## Requirement:
Isolate every line in the records below with "Enter" in it.

**** Information given ****

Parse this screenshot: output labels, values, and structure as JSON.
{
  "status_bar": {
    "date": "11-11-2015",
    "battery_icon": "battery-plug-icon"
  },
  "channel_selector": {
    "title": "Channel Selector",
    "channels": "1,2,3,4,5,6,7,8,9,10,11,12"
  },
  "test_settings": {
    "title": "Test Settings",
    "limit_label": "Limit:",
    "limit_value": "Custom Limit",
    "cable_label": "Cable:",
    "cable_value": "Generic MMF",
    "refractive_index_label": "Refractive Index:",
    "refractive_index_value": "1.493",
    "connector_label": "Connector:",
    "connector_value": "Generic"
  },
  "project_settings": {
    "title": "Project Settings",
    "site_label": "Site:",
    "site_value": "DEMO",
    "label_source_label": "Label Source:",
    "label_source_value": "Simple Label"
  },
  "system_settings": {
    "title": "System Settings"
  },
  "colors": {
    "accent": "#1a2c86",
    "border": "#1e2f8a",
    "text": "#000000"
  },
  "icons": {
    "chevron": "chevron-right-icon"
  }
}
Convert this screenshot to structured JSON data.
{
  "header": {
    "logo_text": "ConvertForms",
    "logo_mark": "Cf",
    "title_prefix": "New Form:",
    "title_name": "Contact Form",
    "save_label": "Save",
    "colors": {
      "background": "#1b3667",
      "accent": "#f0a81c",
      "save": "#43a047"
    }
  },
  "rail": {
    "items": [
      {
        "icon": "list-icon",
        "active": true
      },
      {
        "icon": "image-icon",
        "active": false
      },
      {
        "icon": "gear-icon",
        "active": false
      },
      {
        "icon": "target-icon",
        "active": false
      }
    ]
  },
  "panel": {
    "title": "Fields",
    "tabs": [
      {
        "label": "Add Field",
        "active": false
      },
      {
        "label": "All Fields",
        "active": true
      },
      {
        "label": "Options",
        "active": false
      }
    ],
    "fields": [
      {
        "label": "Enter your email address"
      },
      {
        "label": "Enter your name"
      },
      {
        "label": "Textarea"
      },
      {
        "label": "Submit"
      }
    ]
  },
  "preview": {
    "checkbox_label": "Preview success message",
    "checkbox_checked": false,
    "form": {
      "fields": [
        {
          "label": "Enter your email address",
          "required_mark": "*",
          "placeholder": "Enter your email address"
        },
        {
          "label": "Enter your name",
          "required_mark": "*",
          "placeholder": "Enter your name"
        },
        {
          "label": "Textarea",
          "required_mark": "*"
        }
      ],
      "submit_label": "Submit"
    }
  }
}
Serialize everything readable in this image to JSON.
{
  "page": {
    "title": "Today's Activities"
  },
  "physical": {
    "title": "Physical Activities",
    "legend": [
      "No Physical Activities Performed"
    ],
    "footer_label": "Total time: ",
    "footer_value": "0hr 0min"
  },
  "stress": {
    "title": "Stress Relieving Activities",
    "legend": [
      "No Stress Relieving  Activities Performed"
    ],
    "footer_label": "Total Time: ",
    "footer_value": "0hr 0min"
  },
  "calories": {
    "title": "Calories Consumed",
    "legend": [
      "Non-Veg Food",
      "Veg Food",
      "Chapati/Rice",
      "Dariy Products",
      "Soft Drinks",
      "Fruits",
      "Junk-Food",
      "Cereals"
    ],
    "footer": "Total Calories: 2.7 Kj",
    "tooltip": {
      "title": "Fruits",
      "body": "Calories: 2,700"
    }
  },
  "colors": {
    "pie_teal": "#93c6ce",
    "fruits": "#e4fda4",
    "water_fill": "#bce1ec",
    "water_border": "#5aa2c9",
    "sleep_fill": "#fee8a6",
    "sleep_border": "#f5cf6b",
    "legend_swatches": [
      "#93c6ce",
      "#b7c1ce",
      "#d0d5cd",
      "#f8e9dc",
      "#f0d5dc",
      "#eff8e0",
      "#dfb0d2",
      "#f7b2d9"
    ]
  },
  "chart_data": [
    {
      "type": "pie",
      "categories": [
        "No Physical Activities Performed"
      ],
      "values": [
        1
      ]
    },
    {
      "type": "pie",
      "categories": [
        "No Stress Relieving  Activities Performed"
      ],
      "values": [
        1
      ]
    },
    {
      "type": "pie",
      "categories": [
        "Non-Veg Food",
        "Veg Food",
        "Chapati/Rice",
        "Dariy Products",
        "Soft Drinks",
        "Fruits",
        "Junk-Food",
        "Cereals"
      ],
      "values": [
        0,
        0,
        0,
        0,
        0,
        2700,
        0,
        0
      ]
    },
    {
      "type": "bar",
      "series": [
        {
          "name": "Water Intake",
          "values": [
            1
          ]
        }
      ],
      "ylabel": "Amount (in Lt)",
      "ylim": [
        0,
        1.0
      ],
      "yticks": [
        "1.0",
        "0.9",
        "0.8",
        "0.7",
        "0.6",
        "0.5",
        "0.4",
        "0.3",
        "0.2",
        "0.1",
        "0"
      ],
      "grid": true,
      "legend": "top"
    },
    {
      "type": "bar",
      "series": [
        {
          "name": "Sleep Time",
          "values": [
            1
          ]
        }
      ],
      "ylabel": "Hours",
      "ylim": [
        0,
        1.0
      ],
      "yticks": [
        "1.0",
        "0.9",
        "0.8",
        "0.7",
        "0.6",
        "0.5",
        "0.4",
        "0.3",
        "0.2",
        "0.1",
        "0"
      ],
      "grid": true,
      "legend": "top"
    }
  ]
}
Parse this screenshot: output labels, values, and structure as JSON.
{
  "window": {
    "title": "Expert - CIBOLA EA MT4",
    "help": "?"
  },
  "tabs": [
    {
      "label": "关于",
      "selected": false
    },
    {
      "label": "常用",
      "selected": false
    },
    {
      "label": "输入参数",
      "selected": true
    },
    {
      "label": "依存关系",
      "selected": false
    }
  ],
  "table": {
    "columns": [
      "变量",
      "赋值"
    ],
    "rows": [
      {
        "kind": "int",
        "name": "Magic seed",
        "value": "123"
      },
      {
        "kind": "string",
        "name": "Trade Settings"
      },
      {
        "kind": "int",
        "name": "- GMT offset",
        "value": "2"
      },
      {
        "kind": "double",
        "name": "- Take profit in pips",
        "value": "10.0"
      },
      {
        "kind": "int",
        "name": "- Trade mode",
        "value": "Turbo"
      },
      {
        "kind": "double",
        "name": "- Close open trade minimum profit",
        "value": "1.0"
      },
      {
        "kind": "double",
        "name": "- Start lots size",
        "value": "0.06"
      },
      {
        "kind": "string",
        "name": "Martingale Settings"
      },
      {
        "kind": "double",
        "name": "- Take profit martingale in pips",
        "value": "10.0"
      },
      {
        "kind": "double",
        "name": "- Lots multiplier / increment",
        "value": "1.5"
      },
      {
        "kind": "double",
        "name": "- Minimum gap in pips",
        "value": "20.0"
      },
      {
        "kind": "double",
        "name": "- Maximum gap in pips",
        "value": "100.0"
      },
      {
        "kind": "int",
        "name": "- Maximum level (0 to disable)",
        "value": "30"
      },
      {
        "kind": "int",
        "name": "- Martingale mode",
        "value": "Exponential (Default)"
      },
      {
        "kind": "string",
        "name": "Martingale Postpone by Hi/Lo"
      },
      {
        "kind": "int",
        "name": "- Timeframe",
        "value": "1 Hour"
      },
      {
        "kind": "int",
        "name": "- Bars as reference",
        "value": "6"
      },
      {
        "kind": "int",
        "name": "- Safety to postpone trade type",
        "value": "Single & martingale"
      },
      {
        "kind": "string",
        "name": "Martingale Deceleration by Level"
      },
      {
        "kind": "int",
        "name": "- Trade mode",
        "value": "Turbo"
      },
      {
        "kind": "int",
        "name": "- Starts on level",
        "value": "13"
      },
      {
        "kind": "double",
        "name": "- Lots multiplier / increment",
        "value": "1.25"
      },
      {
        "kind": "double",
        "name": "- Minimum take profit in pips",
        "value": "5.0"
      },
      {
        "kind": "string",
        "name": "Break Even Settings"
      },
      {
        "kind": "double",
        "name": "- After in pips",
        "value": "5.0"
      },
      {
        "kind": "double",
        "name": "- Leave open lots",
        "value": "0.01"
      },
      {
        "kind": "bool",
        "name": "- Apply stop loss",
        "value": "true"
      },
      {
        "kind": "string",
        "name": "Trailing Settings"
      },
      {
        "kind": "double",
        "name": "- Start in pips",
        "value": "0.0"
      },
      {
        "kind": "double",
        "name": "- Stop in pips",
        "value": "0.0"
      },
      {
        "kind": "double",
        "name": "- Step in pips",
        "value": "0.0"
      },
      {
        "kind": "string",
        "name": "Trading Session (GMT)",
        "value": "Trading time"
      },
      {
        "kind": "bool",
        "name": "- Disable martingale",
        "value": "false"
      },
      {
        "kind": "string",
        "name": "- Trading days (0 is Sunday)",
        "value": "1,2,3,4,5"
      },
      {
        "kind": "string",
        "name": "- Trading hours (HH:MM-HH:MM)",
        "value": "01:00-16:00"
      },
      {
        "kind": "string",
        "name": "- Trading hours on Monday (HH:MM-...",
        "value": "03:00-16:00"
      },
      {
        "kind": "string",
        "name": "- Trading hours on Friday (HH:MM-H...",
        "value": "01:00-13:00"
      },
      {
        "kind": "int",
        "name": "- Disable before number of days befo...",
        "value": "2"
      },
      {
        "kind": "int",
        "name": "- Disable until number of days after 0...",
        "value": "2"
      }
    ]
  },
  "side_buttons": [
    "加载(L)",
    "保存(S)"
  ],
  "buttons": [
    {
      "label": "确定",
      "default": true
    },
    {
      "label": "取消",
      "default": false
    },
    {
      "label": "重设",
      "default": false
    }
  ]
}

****

## Expected answer:
        "label": "Enter your email address"
        "label": "Enter your name"
          "label": "Enter your email address",
          "placeholder": "Enter your email address"
          "label": "Enter your name",
          "placeholder": "Enter your name"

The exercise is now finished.